-- Opening Marker --
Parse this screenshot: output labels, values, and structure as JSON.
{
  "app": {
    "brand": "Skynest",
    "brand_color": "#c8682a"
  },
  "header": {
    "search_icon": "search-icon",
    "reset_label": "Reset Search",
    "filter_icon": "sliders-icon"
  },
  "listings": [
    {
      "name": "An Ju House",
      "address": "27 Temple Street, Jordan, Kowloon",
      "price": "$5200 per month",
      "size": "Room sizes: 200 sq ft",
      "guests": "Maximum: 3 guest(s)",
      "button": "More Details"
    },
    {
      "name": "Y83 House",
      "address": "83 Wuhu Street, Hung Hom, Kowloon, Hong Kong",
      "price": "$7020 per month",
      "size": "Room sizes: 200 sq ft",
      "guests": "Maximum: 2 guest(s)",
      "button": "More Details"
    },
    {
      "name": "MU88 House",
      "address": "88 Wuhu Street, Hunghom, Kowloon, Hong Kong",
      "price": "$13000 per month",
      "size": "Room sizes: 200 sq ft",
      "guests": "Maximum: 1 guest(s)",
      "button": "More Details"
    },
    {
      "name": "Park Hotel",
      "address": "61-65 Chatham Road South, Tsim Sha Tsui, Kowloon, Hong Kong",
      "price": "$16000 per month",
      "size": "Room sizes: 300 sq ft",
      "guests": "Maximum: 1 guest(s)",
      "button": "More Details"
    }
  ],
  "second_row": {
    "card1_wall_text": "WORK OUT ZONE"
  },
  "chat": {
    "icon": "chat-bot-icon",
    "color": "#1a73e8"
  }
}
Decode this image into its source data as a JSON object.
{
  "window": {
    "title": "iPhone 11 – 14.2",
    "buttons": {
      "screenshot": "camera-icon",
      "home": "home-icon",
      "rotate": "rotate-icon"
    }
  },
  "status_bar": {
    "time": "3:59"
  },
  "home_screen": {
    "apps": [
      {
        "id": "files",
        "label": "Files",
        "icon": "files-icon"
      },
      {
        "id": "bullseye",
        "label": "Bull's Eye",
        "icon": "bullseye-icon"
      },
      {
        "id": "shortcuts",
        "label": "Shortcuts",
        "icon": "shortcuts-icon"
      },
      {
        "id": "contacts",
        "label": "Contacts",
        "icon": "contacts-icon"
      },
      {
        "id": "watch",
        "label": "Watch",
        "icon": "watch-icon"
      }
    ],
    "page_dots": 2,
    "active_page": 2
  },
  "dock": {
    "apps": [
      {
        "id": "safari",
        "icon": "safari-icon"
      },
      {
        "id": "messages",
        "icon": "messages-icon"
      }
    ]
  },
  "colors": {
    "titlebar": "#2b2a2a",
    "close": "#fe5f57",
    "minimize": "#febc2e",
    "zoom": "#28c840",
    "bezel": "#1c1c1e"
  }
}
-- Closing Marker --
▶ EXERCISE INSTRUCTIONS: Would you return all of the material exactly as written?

▶ TASK OUTPUT:
Parse this screenshot: output labels, values, and structure as JSON.
{
  "app": {
    "brand": "Skynest",
    "brand_color": "#c8682a"
  },
  "header": {
    "search_icon": "search-icon",
    "reset_label": "Reset Search",
    "filter_icon": "sliders-icon"
  },
  "listings": [
    {
      "name": "An Ju House",
      "address": "27 Temple Street, Jordan, Kowloon",
      "price": "$5200 per month",
      "size": "Room sizes: 200 sq ft",
      "guests": "Maximum: 3 guest(s)",
      "button": "More Details"
    },
    {
      "name": "Y83 House",
      "address": "83 Wuhu Street, Hung Hom, Kowloon, Hong Kong",
      "price": "$7020 per month",
      "size": "Room sizes: 200 sq ft",
      "guests": "Maximum: 2 guest(s)",
      "button": "More Details"
    },
    {
      "name": "MU88 House",
      "address": "88 Wuhu Street, Hunghom, Kowloon, Hong Kong",
      "price": "$13000 per month",
      "size": "Room sizes: 200 sq ft",
      "guests": "Maximum: 1 guest(s)",
      "button": "More Details"
    },
    {
      "name": "Park Hotel",
      "address": "61-65 Chatham Road South, Tsim Sha Tsui, Kowloon, Hong Kong",
      "price": "$16000 per month",
      "size": "Room sizes: 300 sq ft",
      "guests": "Maximum: 1 guest(s)",
      "button": "More Details"
    }
  ],
  "second_row": {
    "card1_wall_text": "WORK OUT ZONE"
  },
  "chat": {
    "icon": "chat-bot-icon",
    "color": "#1a73e8"
  }
}
Decode this image into its source data as a JSON object.
{
  "window": {
    "title": "iPhone 11 – 14.2",
    "buttons": {
      "screenshot": "camera-icon",
      "home": "home-icon",
      "rotate": "rotate-icon"
    }
  },
  "status_bar": {
    "time": "3:59"
  },
  "home_screen": {
    "apps": [
      {
        "id": "files",
        "label": "Files",
        "icon": "files-icon"
      },
      {
        "id": "bullseye",
        "label": "Bull's Eye",
        "icon": "bullseye-icon"
      },
      {
        "id": "shortcuts",
        "label": "Shortcuts",
        "icon": "shortcuts-icon"
      },
      {
        "id": "contacts",
        "label": "Contacts",
        "icon": "contacts-icon"
      },
      {
        "id": "watch",
        "label": "Watch",
        "icon": "watch-icon"
      }
    ],
    "page_dots": 2,
    "active_page": 2
  },
  "dock": {
    "apps": [
      {
        "id": "safari",
        "icon": "safari-icon"
      },
      {
        "id": "messages",
        "icon": "messages-icon"
      }
    ]
  },
  "colors": {
    "titlebar": "#2b2a2a",
    "close": "#fe5f57",
    "minimize": "#febc2e",
    "zoom": "#28c840",
    "bezel": "#1c1c1e"
  }
}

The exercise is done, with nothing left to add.